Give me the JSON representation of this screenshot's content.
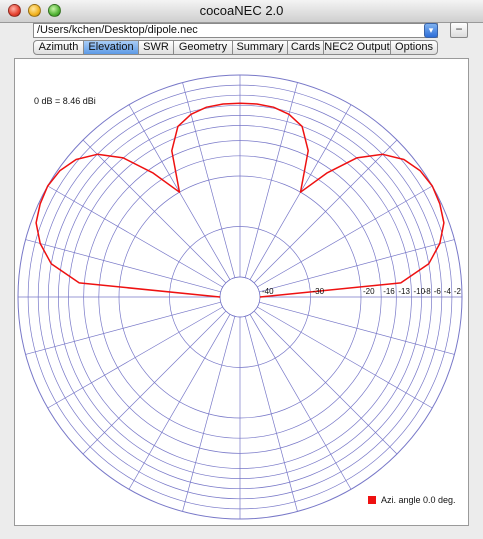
{
  "window": {
    "title": "cocoaNEC 2.0"
  },
  "file": {
    "path": "/Users/kchen/Desktop/dipole.nec",
    "minus_label": "−",
    "dropdown_glyph": "▾"
  },
  "tabs": [
    {
      "label": "Azimuth",
      "active": false
    },
    {
      "label": "Elevation",
      "active": true
    },
    {
      "label": "SWR",
      "active": false
    },
    {
      "label": "Geometry",
      "active": false
    },
    {
      "label": "Summary",
      "active": false
    },
    {
      "label": "Cards",
      "active": false
    },
    {
      "label": "NEC2 Output",
      "active": false
    },
    {
      "label": "Options",
      "active": false
    }
  ],
  "plot": {
    "reference_text": "0 dB = 8.46 dBi",
    "db_ticks": [
      "-40",
      "-30",
      "-20",
      "-16",
      "-13",
      "-10",
      "-8",
      "-6",
      "-4",
      "-2"
    ],
    "legend_label": "Azi. angle  0.0 deg.",
    "trace_color": "#ee1111",
    "grid_color": "#7878c8"
  },
  "chart_data": {
    "type": "polar",
    "series": [
      {
        "name": "Azi. angle  0.0 deg.",
        "elevation_deg": [
          0,
          5,
          10,
          15,
          20,
          25,
          30,
          35,
          40,
          45,
          50,
          55,
          60,
          65,
          70,
          75,
          80,
          85,
          90,
          95,
          100,
          105,
          110,
          115,
          120,
          125,
          130,
          135,
          140,
          145,
          150,
          155,
          160,
          165,
          170,
          175,
          180
        ],
        "gain_db": [
          -40,
          -12,
          -6,
          -3,
          -1,
          -0.3,
          0,
          -0.4,
          -1.6,
          -4,
          -8,
          -14,
          -20,
          -12,
          -8,
          -6.5,
          -5.8,
          -5.6,
          -5.6,
          -5.6,
          -5.8,
          -6.5,
          -8,
          -12,
          -20,
          -14,
          -8,
          -4,
          -1.6,
          -0.4,
          0,
          -0.3,
          -1,
          -3,
          -6,
          -12,
          -40
        ]
      }
    ],
    "r_ticks_db": [
      -40,
      -30,
      -20,
      -16,
      -13,
      -10,
      -8,
      -6,
      -4,
      -2
    ],
    "grid": true,
    "legend": "bottom-right"
  }
}
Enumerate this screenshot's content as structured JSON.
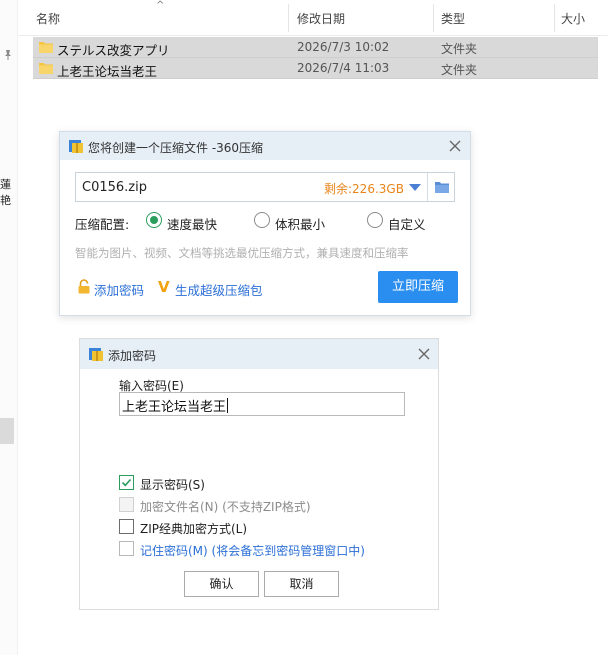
{
  "explorer": {
    "columns": {
      "name": "名称",
      "modified": "修改日期",
      "type": "类型",
      "size": "大小"
    },
    "sidebar_fragment": "蓮艳",
    "files": [
      {
        "name": "ステルス改変アプリ",
        "modified": "2026/7/3 10:02",
        "type": "文件夹"
      },
      {
        "name": "上老王论坛当老王",
        "modified": "2026/7/4 11:03",
        "type": "文件夹"
      }
    ]
  },
  "compress_dialog": {
    "title": "您将创建一个压缩文件 -360压缩",
    "filename": "C0156.zip",
    "remaining": "剩余:226.3GB",
    "config_label": "压缩配置:",
    "options": [
      "速度最快",
      "体积最小",
      "自定义"
    ],
    "selected_option": "速度最快",
    "hint": "智能为图片、视频、文档等挑选最优压缩方式，兼具速度和压缩率",
    "add_password_link": "添加密码",
    "super_package_link": "生成超级压缩包",
    "compress_button": "立即压缩",
    "accent_color": "#2a8ef0"
  },
  "password_dialog": {
    "title": "添加密码",
    "input_label": "输入密码(E)",
    "password_value": "上老王论坛当老王",
    "checkboxes": [
      {
        "label": "显示密码(S)",
        "checked": true,
        "enabled": true
      },
      {
        "label": "加密文件名(N) (不支持ZIP格式)",
        "checked": false,
        "enabled": false
      },
      {
        "label": "ZIP经典加密方式(L)",
        "checked": false,
        "enabled": true
      },
      {
        "label": "记住密码(M) (将会备忘到密码管理窗口中)",
        "checked": false,
        "enabled": true
      }
    ],
    "ok_button": "确认",
    "cancel_button": "取消"
  }
}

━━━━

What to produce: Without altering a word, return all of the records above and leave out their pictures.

The completed task:
Give me the JSON representation of this screenshot's content.
{
  "window": {
    "title": "cocoaNEC 2.0"
  },
  "file": {
    "path": "/Users/kchen/Desktop/dipole.nec",
    "minus_label": "−",
    "dropdown_glyph": "▾"
  },
  "tabs": [
    {
      "label": "Azimuth",
      "active": false
    },
    {
      "label": "Elevation",
      "active": true
    },
    {
      "label": "SWR",
      "active": false
    },
    {
      "label": "Geometry",
      "active": false
    },
    {
      "label": "Summary",
      "active": false
    },
    {
      "label": "Cards",
      "active": false
    },
    {
      "label": "NEC2 Output",
      "active": false
    },
    {
      "label": "Options",
      "active": false
    }
  ],
  "plot": {
    "reference_text": "0 dB = 8.46 dBi",
    "db_ticks": [
      "-40",
      "-30",
      "-20",
      "-16",
      "-13",
      "-10",
      "-8",
      "-6",
      "-4",
      "-2"
    ],
    "legend_label": "Azi. angle  0.0 deg.",
    "trace_color": "#ee1111",
    "grid_color": "#7878c8"
  },
  "chart_data": {
    "type": "polar",
    "series": [
      {
        "name": "Azi. angle  0.0 deg.",
        "elevation_deg": [
          0,
          5,
          10,
          15,
          20,
          25,
          30,
          35,
          40,
          45,
          50,
          55,
          60,
          65,
          70,
          75,
          80,
          85,
          90,
          95,
          100,
          105,
          110,
          115,
          120,
          125,
          130,
          135,
          140,
          145,
          150,
          155,
          160,
          165,
          170,
          175,
          180
        ],
        "gain_db": [
          -40,
          -12,
          -6,
          -3,
          -1,
          -0.3,
          0,
          -0.4,
          -1.6,
          -4,
          -8,
          -14,
          -20,
          -12,
          -8,
          -6.5,
          -5.8,
          -5.6,
          -5.6,
          -5.6,
          -5.8,
          -6.5,
          -8,
          -12,
          -20,
          -14,
          -8,
          -4,
          -1.6,
          -0.4,
          0,
          -0.3,
          -1,
          -3,
          -6,
          -12,
          -40
        ]
      }
    ],
    "r_ticks_db": [
      -40,
      -30,
      -20,
      -16,
      -13,
      -10,
      -8,
      -6,
      -4,
      -2
    ],
    "grid": true,
    "legend": "bottom-right"
  }
}
Enumerate this screenshot's content as structured JSON.
{
  "explorer": {
    "columns": {
      "name": "名称",
      "modified": "修改日期",
      "type": "类型",
      "size": "大小"
    },
    "sidebar_fragment": "蓮艳",
    "files": [
      {
        "name": "ステルス改変アプリ",
        "modified": "2026/7/3 10:02",
        "type": "文件夹"
      },
      {
        "name": "上老王论坛当老王",
        "modified": "2026/7/4 11:03",
        "type": "文件夹"
      }
    ]
  },
  "compress_dialog": {
    "title": "您将创建一个压缩文件 -360压缩",
    "filename": "C0156.zip",
    "remaining": "剩余:226.3GB",
    "config_label": "压缩配置:",
    "options": [
      "速度最快",
      "体积最小",
      "自定义"
    ],
    "selected_option": "速度最快",
    "hint": "智能为图片、视频、文档等挑选最优压缩方式，兼具速度和压缩率",
    "add_password_link": "添加密码",
    "super_package_link": "生成超级压缩包",
    "compress_button": "立即压缩",
    "accent_color": "#2a8ef0"
  },
  "password_dialog": {
    "title": "添加密码",
    "input_label": "输入密码(E)",
    "password_value": "上老王论坛当老王",
    "checkboxes": [
      {
        "label": "显示密码(S)",
        "checked": true,
        "enabled": true
      },
      {
        "label": "加密文件名(N) (不支持ZIP格式)",
        "checked": false,
        "enabled": false
      },
      {
        "label": "ZIP经典加密方式(L)",
        "checked": false,
        "enabled": true
      },
      {
        "label": "记住密码(M) (将会备忘到密码管理窗口中)",
        "checked": false,
        "enabled": true
      }
    ],
    "ok_button": "确认",
    "cancel_button": "取消"
  }
}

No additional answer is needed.